The reason that even commercial tapes are so good is that they are as close to the production-masters as the analogue era could get in the home, unlike LPs, which have always been compromised by the lacquer cutting process. But when he started in 2008 Bob only offered about 90% of his catalogue in 24/96, not DSD or anything higher (please see - https://www.enjoythemusic.com/superioraudio/guiltypleasures/0708/hdtt.htm). But unlike the majors and many of the independents, he moved with the times and as new formats appeared he produced these, upgrading the hard and software as and when needed. He has also started using master-tapes, which are in turn superior to commercial ones.
Now, of course, the majors have started issuing high-res remasterings, but these are all PCM, up to a maximum of 24/192.
As things stand the finest digital sound is produced by pure DSD512, where a performance is recorded in DSD256 and converted to 512, with no editing. The reason pure 512 is so good is that it sounds very much like high-quality analogue, with even more space and a greater dynamic range. This is down to a number of factors, but the way DSD works means the chain involved in it reaching your speakers is much simpler than PCM, so less digital processing goes on, so it sounds more natural and less tiring to listen to. In addition DSD has what is called very high frequency modulation noise, which again adds to the ease of processing and helps create a tangible sense of space and-analogue like instrumental timbres, this is present in actual performances or analogue master-tapes recorded in DSD and the higher the sampling rate the higher the frequency of the noise.
Up until now Bob only offered DSD256 when no editing was required, which he called by its accepted name, Pure DSD256. Now, rather than record in DXD, as he did before, he has quite rightly decided to transfer all the master-tapes to DSD256, if needed, edit in DXD and then convert back to DSD256 or less and other PCM formats, including CDs. And despite the two stage conversion the modulation noise isn’t lost (for those wanting more in-depth technical descriptions please go to NativeDSD - https://help.nativedsd.com/en/articles/3072297-dsd-512-but-how-is-it-created-and-why).
It is also the case that the higher the quality of the DSD master even when converted to PCM downloads and CDs, the result will be superior, so it’s a win, win scenario.
The difference this makes is tangible, irrespective of the quality of the original recording, the acoustic has a more walk-in quality, instrumental timbres are far more analogue and there is added presence; in essence it sound more real.
Personally I think that the Melos Ensemble album of French chamber music and the Frühbeck de Burgos Falla perfectly display these qualities and if you are only used to PCM and have the hardware to play them, I would urge you to try these.

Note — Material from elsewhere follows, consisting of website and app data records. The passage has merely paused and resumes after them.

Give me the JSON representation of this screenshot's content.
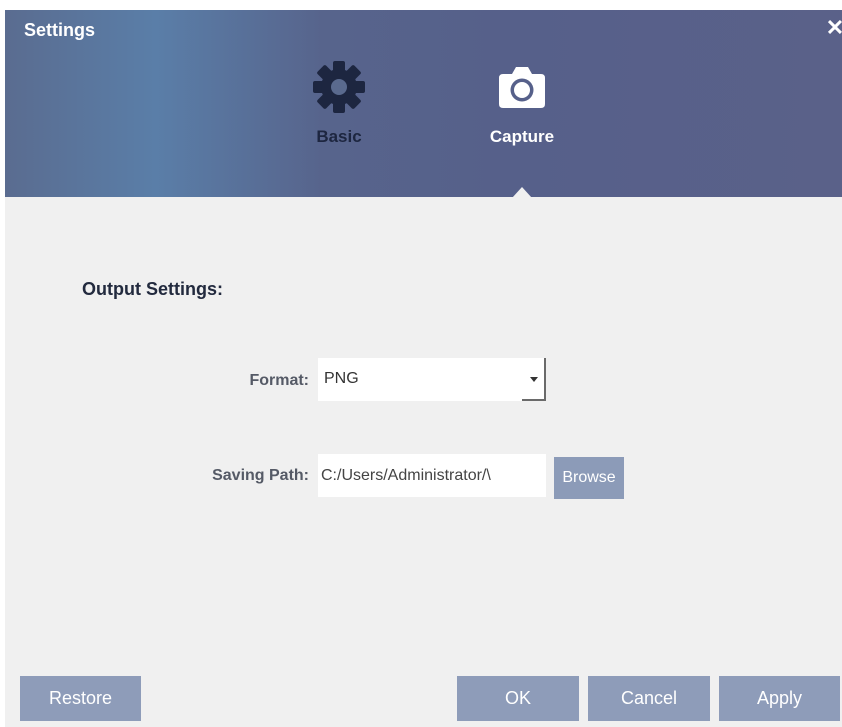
{
  "window": {
    "title": "Settings",
    "close_symbol": "✕"
  },
  "tabs": [
    {
      "label": "Basic",
      "icon": "gear-icon",
      "active": false
    },
    {
      "label": "Capture",
      "icon": "camera-icon",
      "active": true
    }
  ],
  "output": {
    "section_title": "Output Settings:",
    "format_label": "Format:",
    "format_value": "PNG",
    "path_label": "Saving Path:",
    "path_value": "C:/Users/Administrator/\\",
    "browse_label": "Browse"
  },
  "footer": {
    "restore_label": "Restore",
    "ok_label": "OK",
    "cancel_label": "Cancel",
    "apply_label": "Apply"
  },
  "colors": {
    "header_dark": "#56608a",
    "header_light": "#5a7ea8",
    "button": "#8e9cb9",
    "background": "#f0f0f0"
  }
}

But even if you don’t your PCM files and CDs will still sound better and while listening is highly subjective, I have yet to hear an ‘official’ remastering, be it on SACD or hi-res download that equals any of the HDTT catalogue.
Special thanks to Rob Pennock - Classical Source Online and Audiophile Sound Magazine